Rheumatology: Arthritis, Lupus, Gout, and Autoimmune Diseases

Dr. Griffiths and patient


Arthritis is a widespread but largely misunderstood condition that causes joint pain. There are many kinds of arthritis, but rheumatoid arthritis, hand arthritis, and wrist arthritis are among the most common.

By working with your primary care doctor and one of our rheumatologists, we’ll find solutions for easing flare-ups and managing the pain of arthritis. Medications, physical therapy, and sometimes surgery can help.

Autoimmune Diseases

Any disease in which your body’s immune system attacks healthy cells is considered an autoimmune disease. With more than 80 kinds of recognized autoimmune diseases in existence, the process of getting a firm diagnosis can take time. We’ll use a variety of tests — including an antinuclear antibody (ANA) test — and an assessment of your symptoms to diagnose you. Treatments can vary, but reducing inflammation is typically a primary goal.


Gout, a type of arthritis, occurs when a buildup of uric acid causes painful inflammation in your joints — most often in the smaller bones of your feet. We can use a range of blood tests, X-rays, ultrasound, and CT scans to diagnose gout. We’re then able to recommend medications and lifestyle changes to help ease your symptoms and prevent flare-ups.

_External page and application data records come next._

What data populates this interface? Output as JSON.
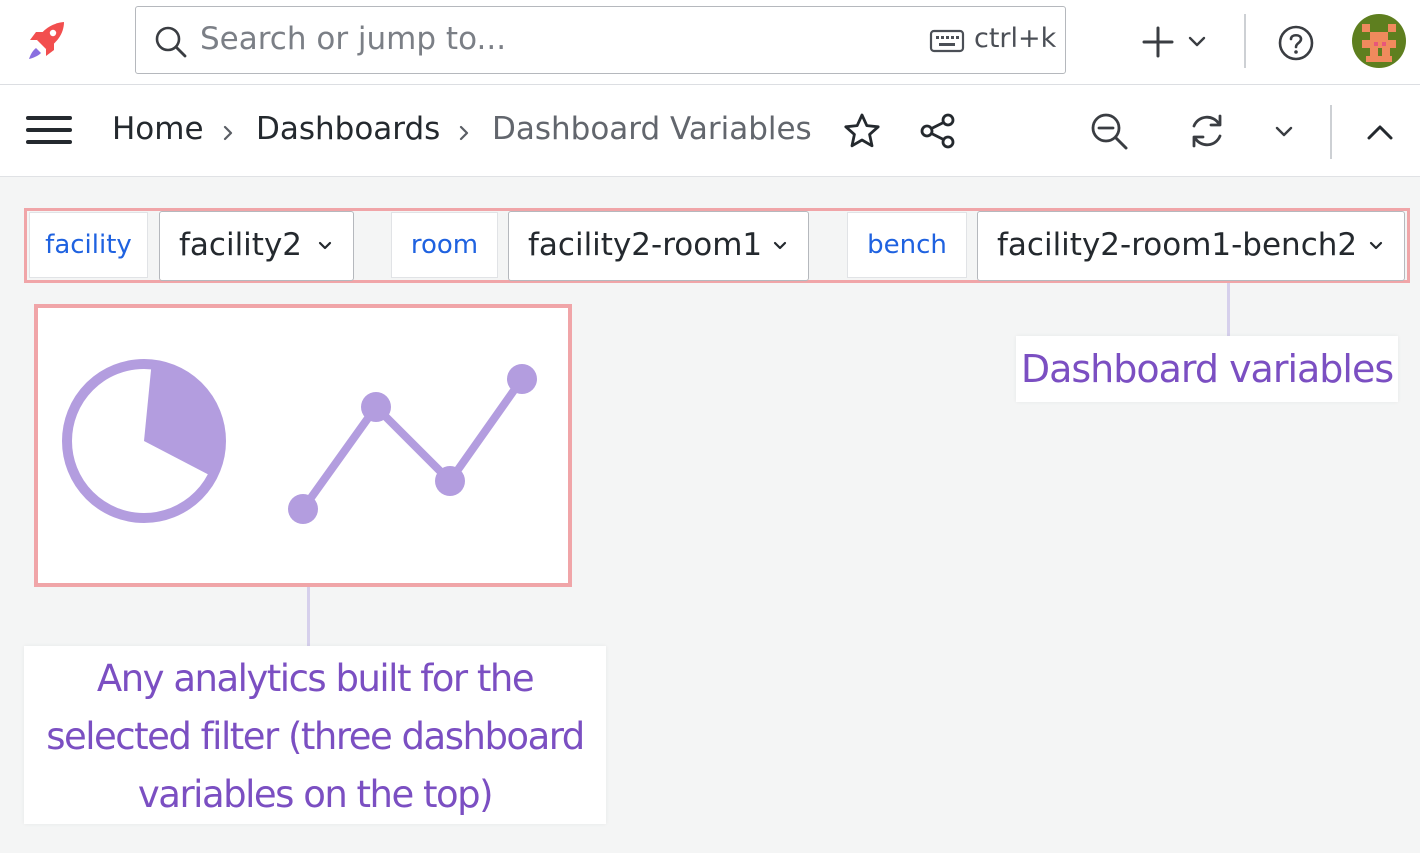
{
  "search": {
    "placeholder": "Search or jump to...",
    "shortcut": "ctrl+k"
  },
  "breadcrumb": {
    "home": "Home",
    "dashboards": "Dashboards",
    "current": "Dashboard Variables"
  },
  "variables": [
    {
      "label": "facility",
      "value": "facility2"
    },
    {
      "label": "room",
      "value": "facility2-room1"
    },
    {
      "label": "bench",
      "value": "facility2-room1-bench2"
    }
  ],
  "callouts": {
    "variables": "Dashboard variables",
    "analytics_lines": [
      "Any analytics built for the",
      "selected filter (three dashboard",
      "variables on the top)"
    ]
  },
  "icons": {
    "logo": "rocket-icon",
    "search": "search-icon",
    "keyboard": "keyboard-icon",
    "new": "plus-icon",
    "help": "help-icon",
    "menu": "hamburger-menu-icon",
    "star": "star-icon",
    "share": "share-icon",
    "zoom_out": "zoom-out-icon",
    "refresh": "refresh-icon",
    "collapse": "chevron-up-icon"
  },
  "colors": {
    "accent_blue": "#1f62e0",
    "highlight_border": "#f0a5a8",
    "annotation_purple": "#7b4fc2",
    "panel_graphic": "#b39ddf"
  }
}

Lupus, an autoimmune disease in which your immune system attacks its own healthy cells and tissues, can damage any part of your body — from your joints or blood vessels to your organs or brain. No single test can detect this complex condition. We use a combination of blood and urine tests, as well as physical exams, to diagnose lupus.   Once you’re diagnosed with lupus, we can work carefully with you over time to minimize its effects and symptoms through a combination of medications and lifestyle choices.